Americans are increasingly anxious about the costs of services such as health care and education. But these are the very same industries that increasingly sustain the middle class. Resolving this paradox is the key to creating the economy of the future.

It's not much of a surprise to note that prices for most physical goods have dropped, but the cost of big-ticket services have become much higher:

As health care absorbs an ever-larger share of national income, many want the government to take over. Soaring tuition has spurred calls for free public college. Child care seems to have similar issues. These services represent a large amount of what people consume during their lifetimes.

Some might suspect that these high costs are filling the coffers of the country’s wealthiest individuals. But a quick perusal of the Forbes 400 list reveals that most of the super-rich made their fortunes in either technology or finance. The top health-care billionaire is Thomas Frist Jr., No. 41 on the list, who co-founded the for-profit hospital company HCA Healthcare. But he’s the exception; a handful of others made their money in medical devices, medical equipment or pharmaceuticals. Even fewer people make vast fortunes selling education.
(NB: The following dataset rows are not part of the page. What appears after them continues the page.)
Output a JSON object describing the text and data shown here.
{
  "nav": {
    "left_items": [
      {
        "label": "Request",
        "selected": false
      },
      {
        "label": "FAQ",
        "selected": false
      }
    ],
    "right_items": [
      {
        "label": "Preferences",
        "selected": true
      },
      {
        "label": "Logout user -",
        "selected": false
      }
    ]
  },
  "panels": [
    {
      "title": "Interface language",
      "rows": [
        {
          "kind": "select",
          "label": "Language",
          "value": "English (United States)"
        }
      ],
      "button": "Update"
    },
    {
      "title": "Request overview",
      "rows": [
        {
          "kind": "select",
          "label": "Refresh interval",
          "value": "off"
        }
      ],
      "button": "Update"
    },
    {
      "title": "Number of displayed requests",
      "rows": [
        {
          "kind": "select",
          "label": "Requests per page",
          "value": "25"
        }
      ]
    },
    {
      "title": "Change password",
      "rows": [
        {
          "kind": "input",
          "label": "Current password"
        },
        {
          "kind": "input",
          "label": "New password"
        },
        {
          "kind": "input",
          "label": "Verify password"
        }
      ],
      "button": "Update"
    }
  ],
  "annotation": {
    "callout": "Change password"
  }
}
This suggests relatively little of the soaring costs Americans pay for health care, education and child care is being sucked up by profits. Only 20% of hospitals are for-profit, and less than 10% of college students attend for-profit universities.

Instead, most of what Americans are paying for is the salaries of the people who work in services industries. And the number of those employees is growing; less than 5% of the workforce was in health care and education in the 1950s compared to more than 16% today:
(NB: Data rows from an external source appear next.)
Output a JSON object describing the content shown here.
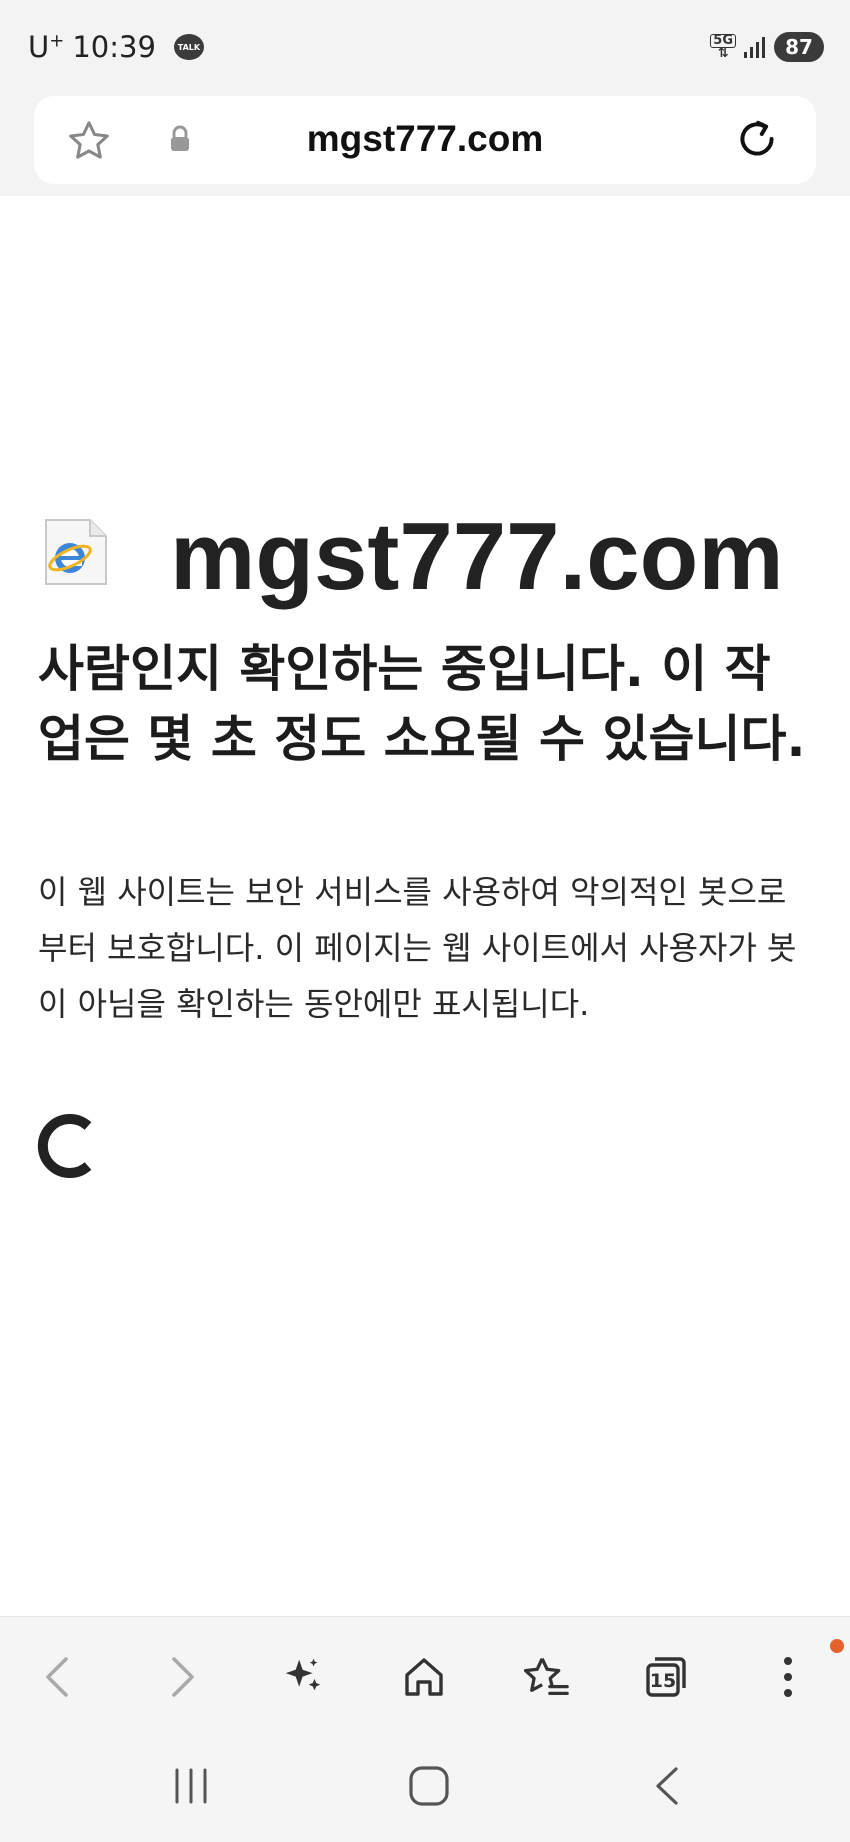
{
  "status_bar": {
    "carrier": "U",
    "carrier_sup": "+",
    "time": "10:39",
    "talk_badge": "TALK",
    "network": "5G",
    "battery": "87"
  },
  "url_bar": {
    "url": "mgst777.com",
    "star_icon": "star-outline-icon",
    "lock_icon": "lock-icon",
    "reload_icon": "reload-icon"
  },
  "page": {
    "site_name": "mgst777.com",
    "headline": "사람인지 확인하는 중입니다. 이 작업은 몇 초 정도 소요될 수 있습니다.",
    "description": "이 웹 사이트는 보안 서비스를 사용하여 악의적인 봇으로부터 보호합니다. 이 페이지는 웹 사이트에서 사용자가 봇이 아님을 확인하는 동안에만 표시됩니다."
  },
  "toolbar": {
    "tab_count": "15",
    "items": [
      "back-icon",
      "forward-icon",
      "ai-sparkle-icon",
      "home-icon",
      "bookmarks-icon",
      "tabs-icon",
      "more-icon"
    ],
    "notify_color": "#e5622a"
  },
  "navbar": {
    "items": [
      "recent-apps-icon",
      "home-nav-icon",
      "back-nav-icon"
    ]
  }
}
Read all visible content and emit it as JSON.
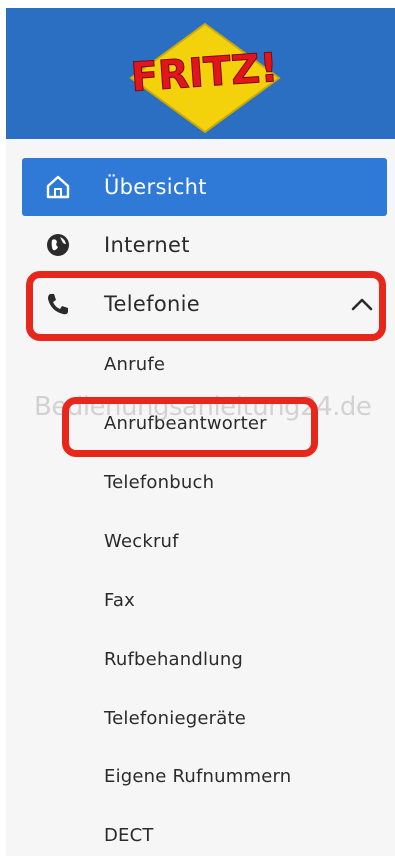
{
  "brand": {
    "logo_text": "FRITZ!",
    "colors": {
      "header": "#2a6fc2",
      "active": "#2f7ad6",
      "highlight": "#e8271c",
      "logo_yellow": "#f4d20b",
      "logo_red": "#e3151c"
    }
  },
  "nav": {
    "items": [
      {
        "label": "Übersicht",
        "icon": "home-icon",
        "active": true
      },
      {
        "label": "Internet",
        "icon": "globe-icon",
        "active": false
      },
      {
        "label": "Telefonie",
        "icon": "phone-icon",
        "active": false,
        "expanded": true,
        "expand_icon": "chevron-up-icon"
      }
    ],
    "telefonie_sub": [
      "Anrufe",
      "Anrufbeantworter",
      "Telefonbuch",
      "Weckruf",
      "Fax",
      "Rufbehandlung",
      "Telefoniegeräte",
      "Eigene Rufnummern",
      "DECT"
    ]
  },
  "watermark": "Bedienungsanleitung24.de"
}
Of the 20 fastest-growing occupations in the U.S. in 2018, the bulk are in care-related jobs such as home-health aides, occupational-therapy assistants and so on. Most of the rest were high-end software, math and statistics jobs of the type that will probably never be options for the bulk of middle-class Americans.
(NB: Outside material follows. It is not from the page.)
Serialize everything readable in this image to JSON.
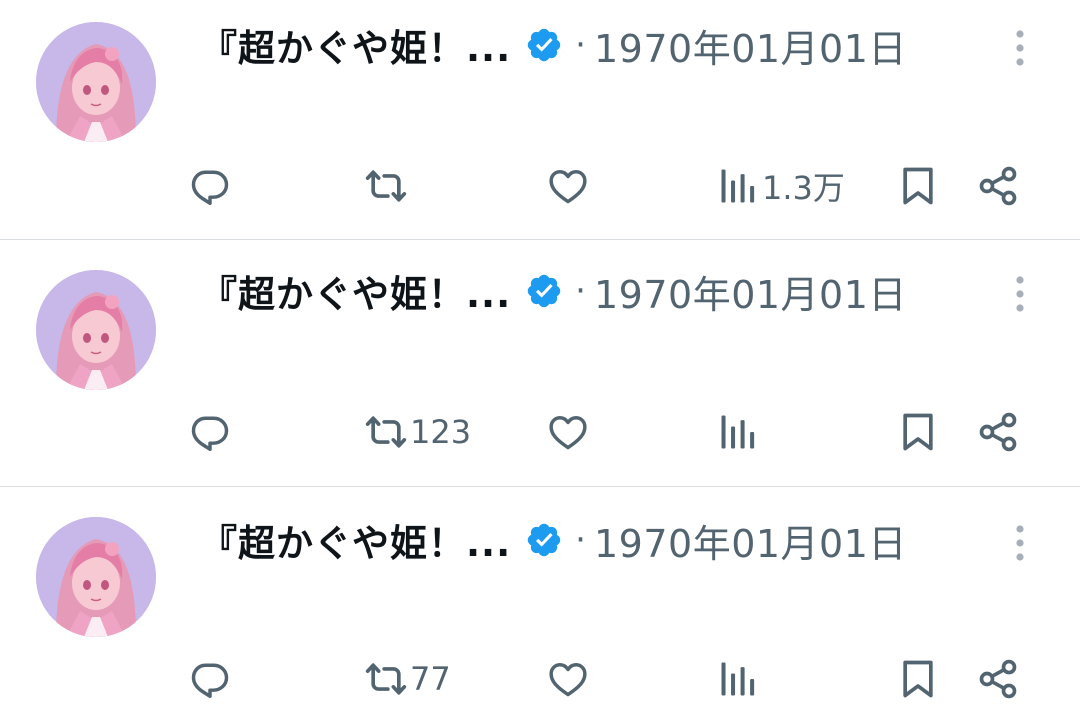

The rise of care jobs may be one reason why predictions of mass unemployment due to automation haven’t come to pass. As agriculture and manufacturing have become more productive with fewer workers, Americans shifted into service work:

Now, many technologists are predicting that the rise of artificial intelligence will automate a bunch of service jobs as well in food service, retail and elsewhere.

Health care and education -- things humans only feel comfortable having other humans do -- could become the last refuge for middle-class workers for whom top-end jobs in software or data science are out of reach. This will be especially true if regulations prevent health and education from being automated, for example by specifying the ratio of workers to children in child-care centers. Another refuge occupation might be construction, where productivity growth has been notoriously low.

First « 1 2 » Next